++++ Data for processing ++++

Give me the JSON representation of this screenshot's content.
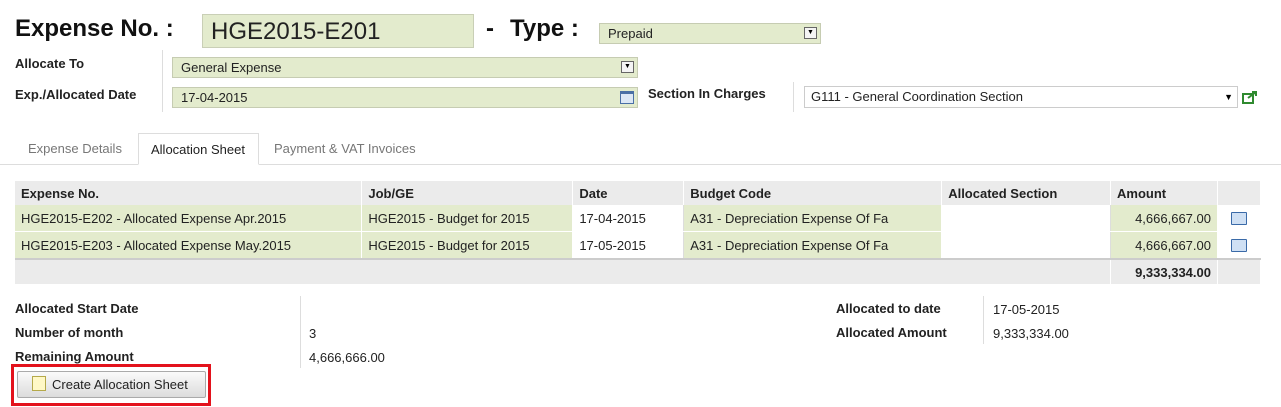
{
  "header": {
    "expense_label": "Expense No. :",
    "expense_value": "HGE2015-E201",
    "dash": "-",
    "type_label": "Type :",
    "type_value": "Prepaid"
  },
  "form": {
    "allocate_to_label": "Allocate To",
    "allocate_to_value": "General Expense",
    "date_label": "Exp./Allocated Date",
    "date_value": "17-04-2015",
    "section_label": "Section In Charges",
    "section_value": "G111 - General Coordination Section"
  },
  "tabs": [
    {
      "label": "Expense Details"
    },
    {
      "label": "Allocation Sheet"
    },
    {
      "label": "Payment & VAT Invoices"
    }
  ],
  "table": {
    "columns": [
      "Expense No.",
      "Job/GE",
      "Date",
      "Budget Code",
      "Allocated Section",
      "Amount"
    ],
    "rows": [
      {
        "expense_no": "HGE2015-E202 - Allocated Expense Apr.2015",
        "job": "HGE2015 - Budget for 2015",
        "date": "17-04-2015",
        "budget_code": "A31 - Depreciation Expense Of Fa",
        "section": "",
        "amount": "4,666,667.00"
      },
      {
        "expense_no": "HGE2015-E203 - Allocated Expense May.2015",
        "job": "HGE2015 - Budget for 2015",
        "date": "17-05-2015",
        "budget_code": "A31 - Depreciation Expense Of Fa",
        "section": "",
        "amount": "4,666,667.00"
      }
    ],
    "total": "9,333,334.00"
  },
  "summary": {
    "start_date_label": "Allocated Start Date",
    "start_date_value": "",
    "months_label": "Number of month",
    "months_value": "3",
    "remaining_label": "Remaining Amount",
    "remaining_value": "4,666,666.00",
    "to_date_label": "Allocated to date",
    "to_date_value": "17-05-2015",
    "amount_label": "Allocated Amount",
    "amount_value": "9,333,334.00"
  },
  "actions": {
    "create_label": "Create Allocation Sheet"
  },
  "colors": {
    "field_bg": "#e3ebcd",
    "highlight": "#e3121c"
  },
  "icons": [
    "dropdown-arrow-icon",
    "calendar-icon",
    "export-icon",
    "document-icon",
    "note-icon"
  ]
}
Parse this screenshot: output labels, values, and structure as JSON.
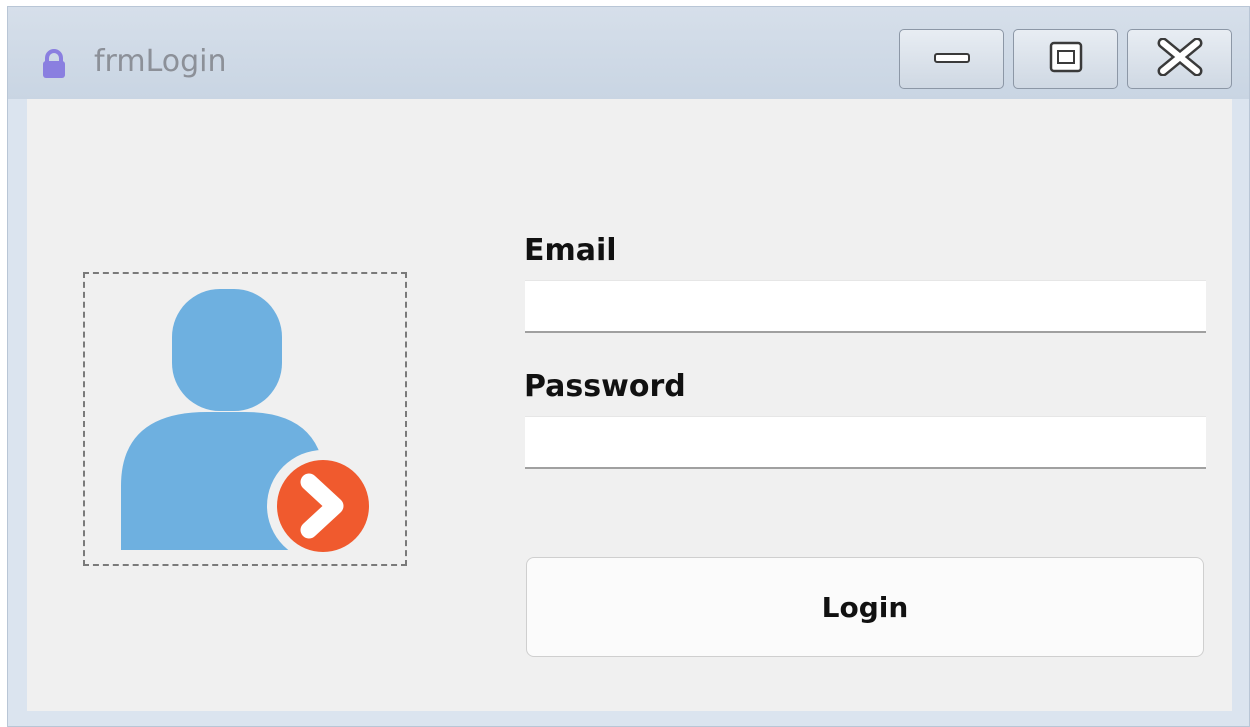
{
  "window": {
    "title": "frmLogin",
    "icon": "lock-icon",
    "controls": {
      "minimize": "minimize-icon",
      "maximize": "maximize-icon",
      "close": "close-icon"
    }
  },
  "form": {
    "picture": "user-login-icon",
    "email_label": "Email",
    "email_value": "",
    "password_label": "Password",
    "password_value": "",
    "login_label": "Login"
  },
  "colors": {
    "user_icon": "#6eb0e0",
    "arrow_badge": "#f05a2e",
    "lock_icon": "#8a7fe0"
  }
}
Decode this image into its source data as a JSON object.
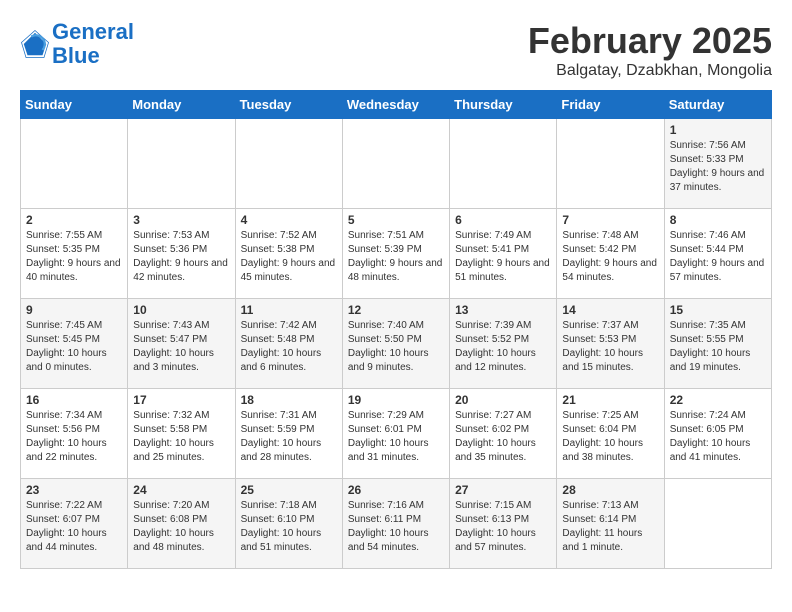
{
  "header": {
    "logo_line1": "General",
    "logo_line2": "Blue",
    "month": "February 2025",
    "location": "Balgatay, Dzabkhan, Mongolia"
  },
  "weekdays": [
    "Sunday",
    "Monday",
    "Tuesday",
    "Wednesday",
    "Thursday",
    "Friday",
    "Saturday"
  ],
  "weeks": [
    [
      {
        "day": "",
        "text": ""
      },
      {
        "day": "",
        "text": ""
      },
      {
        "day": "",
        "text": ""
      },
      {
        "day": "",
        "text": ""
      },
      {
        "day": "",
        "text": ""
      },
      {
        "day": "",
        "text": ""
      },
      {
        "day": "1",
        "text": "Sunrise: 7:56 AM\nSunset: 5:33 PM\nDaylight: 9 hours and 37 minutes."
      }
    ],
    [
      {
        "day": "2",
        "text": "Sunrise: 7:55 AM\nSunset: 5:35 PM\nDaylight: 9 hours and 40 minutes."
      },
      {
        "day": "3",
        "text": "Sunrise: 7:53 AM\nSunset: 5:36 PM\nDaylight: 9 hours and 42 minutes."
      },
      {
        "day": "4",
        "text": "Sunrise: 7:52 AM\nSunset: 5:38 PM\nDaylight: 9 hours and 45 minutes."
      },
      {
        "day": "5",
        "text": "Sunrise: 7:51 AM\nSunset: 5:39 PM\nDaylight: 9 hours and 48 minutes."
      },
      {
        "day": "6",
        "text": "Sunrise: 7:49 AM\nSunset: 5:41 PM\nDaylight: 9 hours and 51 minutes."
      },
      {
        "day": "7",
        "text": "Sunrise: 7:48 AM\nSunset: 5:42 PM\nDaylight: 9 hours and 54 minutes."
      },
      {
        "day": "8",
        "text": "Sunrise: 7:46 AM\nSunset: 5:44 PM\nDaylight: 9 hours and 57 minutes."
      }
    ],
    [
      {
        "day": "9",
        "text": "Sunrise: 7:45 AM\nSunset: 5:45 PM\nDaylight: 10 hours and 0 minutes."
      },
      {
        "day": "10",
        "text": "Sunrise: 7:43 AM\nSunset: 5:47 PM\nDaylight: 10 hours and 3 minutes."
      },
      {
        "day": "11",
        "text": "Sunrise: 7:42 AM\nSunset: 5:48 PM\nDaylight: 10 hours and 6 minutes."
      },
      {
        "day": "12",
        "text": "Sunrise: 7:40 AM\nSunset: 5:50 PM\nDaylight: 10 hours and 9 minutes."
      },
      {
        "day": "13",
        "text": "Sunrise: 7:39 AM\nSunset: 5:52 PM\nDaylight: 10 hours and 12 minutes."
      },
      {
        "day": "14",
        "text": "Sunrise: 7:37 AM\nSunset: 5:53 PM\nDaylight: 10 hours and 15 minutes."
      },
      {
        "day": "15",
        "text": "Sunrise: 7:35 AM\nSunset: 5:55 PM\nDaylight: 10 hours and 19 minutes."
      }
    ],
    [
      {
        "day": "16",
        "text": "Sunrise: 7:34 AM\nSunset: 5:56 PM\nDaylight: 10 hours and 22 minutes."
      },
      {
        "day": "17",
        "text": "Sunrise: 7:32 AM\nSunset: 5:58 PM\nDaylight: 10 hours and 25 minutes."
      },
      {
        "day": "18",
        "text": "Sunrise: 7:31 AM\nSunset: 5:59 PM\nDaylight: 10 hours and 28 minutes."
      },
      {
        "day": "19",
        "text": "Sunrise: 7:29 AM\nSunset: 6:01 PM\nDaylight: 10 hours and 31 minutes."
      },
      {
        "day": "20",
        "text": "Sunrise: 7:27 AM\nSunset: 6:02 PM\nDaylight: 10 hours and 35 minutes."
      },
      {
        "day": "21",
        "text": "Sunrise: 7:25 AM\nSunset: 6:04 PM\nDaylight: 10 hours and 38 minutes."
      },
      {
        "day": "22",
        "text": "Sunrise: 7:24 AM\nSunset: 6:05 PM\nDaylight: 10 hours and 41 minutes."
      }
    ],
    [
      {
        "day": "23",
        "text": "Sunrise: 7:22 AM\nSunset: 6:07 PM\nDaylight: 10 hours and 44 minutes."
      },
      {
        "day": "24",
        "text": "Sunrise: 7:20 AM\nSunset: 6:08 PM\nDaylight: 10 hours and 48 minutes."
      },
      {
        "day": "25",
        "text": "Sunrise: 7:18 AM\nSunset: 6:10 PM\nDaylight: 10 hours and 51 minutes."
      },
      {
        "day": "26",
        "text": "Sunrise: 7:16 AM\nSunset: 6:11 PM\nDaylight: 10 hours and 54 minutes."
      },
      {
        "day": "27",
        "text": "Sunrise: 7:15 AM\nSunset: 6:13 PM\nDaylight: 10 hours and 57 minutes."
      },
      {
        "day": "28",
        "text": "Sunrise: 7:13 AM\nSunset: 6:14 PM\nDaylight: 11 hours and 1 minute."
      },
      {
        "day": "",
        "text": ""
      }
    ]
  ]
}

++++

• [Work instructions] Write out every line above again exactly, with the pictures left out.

• [Solution to the exercise]
Give me the JSON representation of this screenshot's content.
{
  "header": {
    "expense_label": "Expense No. :",
    "expense_value": "HGE2015-E201",
    "dash": "-",
    "type_label": "Type :",
    "type_value": "Prepaid"
  },
  "form": {
    "allocate_to_label": "Allocate To",
    "allocate_to_value": "General Expense",
    "date_label": "Exp./Allocated Date",
    "date_value": "17-04-2015",
    "section_label": "Section In Charges",
    "section_value": "G111 - General Coordination Section"
  },
  "tabs": [
    {
      "label": "Expense Details"
    },
    {
      "label": "Allocation Sheet"
    },
    {
      "label": "Payment & VAT Invoices"
    }
  ],
  "table": {
    "columns": [
      "Expense No.",
      "Job/GE",
      "Date",
      "Budget Code",
      "Allocated Section",
      "Amount"
    ],
    "rows": [
      {
        "expense_no": "HGE2015-E202 - Allocated Expense Apr.2015",
        "job": "HGE2015 - Budget for 2015",
        "date": "17-04-2015",
        "budget_code": "A31 - Depreciation Expense Of Fa",
        "section": "",
        "amount": "4,666,667.00"
      },
      {
        "expense_no": "HGE2015-E203 - Allocated Expense May.2015",
        "job": "HGE2015 - Budget for 2015",
        "date": "17-05-2015",
        "budget_code": "A31 - Depreciation Expense Of Fa",
        "section": "",
        "amount": "4,666,667.00"
      }
    ],
    "total": "9,333,334.00"
  },
  "summary": {
    "start_date_label": "Allocated Start Date",
    "start_date_value": "",
    "months_label": "Number of month",
    "months_value": "3",
    "remaining_label": "Remaining Amount",
    "remaining_value": "4,666,666.00",
    "to_date_label": "Allocated to date",
    "to_date_value": "17-05-2015",
    "amount_label": "Allocated Amount",
    "amount_value": "9,333,334.00"
  },
  "actions": {
    "create_label": "Create Allocation Sheet"
  },
  "colors": {
    "field_bg": "#e3ebcd",
    "highlight": "#e3121c"
  },
  "icons": [
    "dropdown-arrow-icon",
    "calendar-icon",
    "export-icon",
    "document-icon",
    "note-icon"
  ]
}
Parse this screenshot: output labels, values, and structure as JSON.
{
  "window": {
    "title": "frmLogin",
    "icon": "lock-icon",
    "controls": {
      "minimize": "minimize-icon",
      "maximize": "maximize-icon",
      "close": "close-icon"
    }
  },
  "form": {
    "picture": "user-login-icon",
    "email_label": "Email",
    "email_value": "",
    "password_label": "Password",
    "password_value": "",
    "login_label": "Login"
  },
  "colors": {
    "user_icon": "#6eb0e0",
    "arrow_badge": "#f05a2e",
    "lock_icon": "#8a7fe0"
  }
}
Decode this image into its source data as a JSON object.
{
  "header": {
    "logo_line1": "General",
    "logo_line2": "Blue",
    "month": "February 2025",
    "location": "Balgatay, Dzabkhan, Mongolia"
  },
  "weekdays": [
    "Sunday",
    "Monday",
    "Tuesday",
    "Wednesday",
    "Thursday",
    "Friday",
    "Saturday"
  ],
  "weeks": [
    [
      {
        "day": "",
        "text": ""
      },
      {
        "day": "",
        "text": ""
      },
      {
        "day": "",
        "text": ""
      },
      {
        "day": "",
        "text": ""
      },
      {
        "day": "",
        "text": ""
      },
      {
        "day": "",
        "text": ""
      },
      {
        "day": "1",
        "text": "Sunrise: 7:56 AM\nSunset: 5:33 PM\nDaylight: 9 hours and 37 minutes."
      }
    ],
    [
      {
        "day": "2",
        "text": "Sunrise: 7:55 AM\nSunset: 5:35 PM\nDaylight: 9 hours and 40 minutes."
      },
      {
        "day": "3",
        "text": "Sunrise: 7:53 AM\nSunset: 5:36 PM\nDaylight: 9 hours and 42 minutes."
      },
      {
        "day": "4",
        "text": "Sunrise: 7:52 AM\nSunset: 5:38 PM\nDaylight: 9 hours and 45 minutes."
      },
      {
        "day": "5",
        "text": "Sunrise: 7:51 AM\nSunset: 5:39 PM\nDaylight: 9 hours and 48 minutes."
      },
      {
        "day": "6",
        "text": "Sunrise: 7:49 AM\nSunset: 5:41 PM\nDaylight: 9 hours and 51 minutes."
      },
      {
        "day": "7",
        "text": "Sunrise: 7:48 AM\nSunset: 5:42 PM\nDaylight: 9 hours and 54 minutes."
      },
      {
        "day": "8",
        "text": "Sunrise: 7:46 AM\nSunset: 5:44 PM\nDaylight: 9 hours and 57 minutes."
      }
    ],
    [
      {
        "day": "9",
        "text": "Sunrise: 7:45 AM\nSunset: 5:45 PM\nDaylight: 10 hours and 0 minutes."
      },
      {
        "day": "10",
        "text": "Sunrise: 7:43 AM\nSunset: 5:47 PM\nDaylight: 10 hours and 3 minutes."
      },
      {
        "day": "11",
        "text": "Sunrise: 7:42 AM\nSunset: 5:48 PM\nDaylight: 10 hours and 6 minutes."
      },
      {
        "day": "12",
        "text": "Sunrise: 7:40 AM\nSunset: 5:50 PM\nDaylight: 10 hours and 9 minutes."
      },
      {
        "day": "13",
        "text": "Sunrise: 7:39 AM\nSunset: 5:52 PM\nDaylight: 10 hours and 12 minutes."
      },
      {
        "day": "14",
        "text": "Sunrise: 7:37 AM\nSunset: 5:53 PM\nDaylight: 10 hours and 15 minutes."
      },
      {
        "day": "15",
        "text": "Sunrise: 7:35 AM\nSunset: 5:55 PM\nDaylight: 10 hours and 19 minutes."
      }
    ],
    [
      {
        "day": "16",
        "text": "Sunrise: 7:34 AM\nSunset: 5:56 PM\nDaylight: 10 hours and 22 minutes."
      },
      {
        "day": "17",
        "text": "Sunrise: 7:32 AM\nSunset: 5:58 PM\nDaylight: 10 hours and 25 minutes."
      },
      {
        "day": "18",
        "text": "Sunrise: 7:31 AM\nSunset: 5:59 PM\nDaylight: 10 hours and 28 minutes."
      },
      {
        "day": "19",
        "text": "Sunrise: 7:29 AM\nSunset: 6:01 PM\nDaylight: 10 hours and 31 minutes."
      },
      {
        "day": "20",
        "text": "Sunrise: 7:27 AM\nSunset: 6:02 PM\nDaylight: 10 hours and 35 minutes."
      },
      {
        "day": "21",
        "text": "Sunrise: 7:25 AM\nSunset: 6:04 PM\nDaylight: 10 hours and 38 minutes."
      },
      {
        "day": "22",
        "text": "Sunrise: 7:24 AM\nSunset: 6:05 PM\nDaylight: 10 hours and 41 minutes."
      }
    ],
    [
      {
        "day": "23",
        "text": "Sunrise: 7:22 AM\nSunset: 6:07 PM\nDaylight: 10 hours and 44 minutes."
      },
      {
        "day": "24",
        "text": "Sunrise: 7:20 AM\nSunset: 6:08 PM\nDaylight: 10 hours and 48 minutes."
      },
      {
        "day": "25",
        "text": "Sunrise: 7:18 AM\nSunset: 6:10 PM\nDaylight: 10 hours and 51 minutes."
      },
      {
        "day": "26",
        "text": "Sunrise: 7:16 AM\nSunset: 6:11 PM\nDaylight: 10 hours and 54 minutes."
      },
      {
        "day": "27",
        "text": "Sunrise: 7:15 AM\nSunset: 6:13 PM\nDaylight: 10 hours and 57 minutes."
      },
      {
        "day": "28",
        "text": "Sunrise: 7:13 AM\nSunset: 6:14 PM\nDaylight: 11 hours and 1 minute."
      },
      {
        "day": "",
        "text": ""
      }
    ]
  ]
}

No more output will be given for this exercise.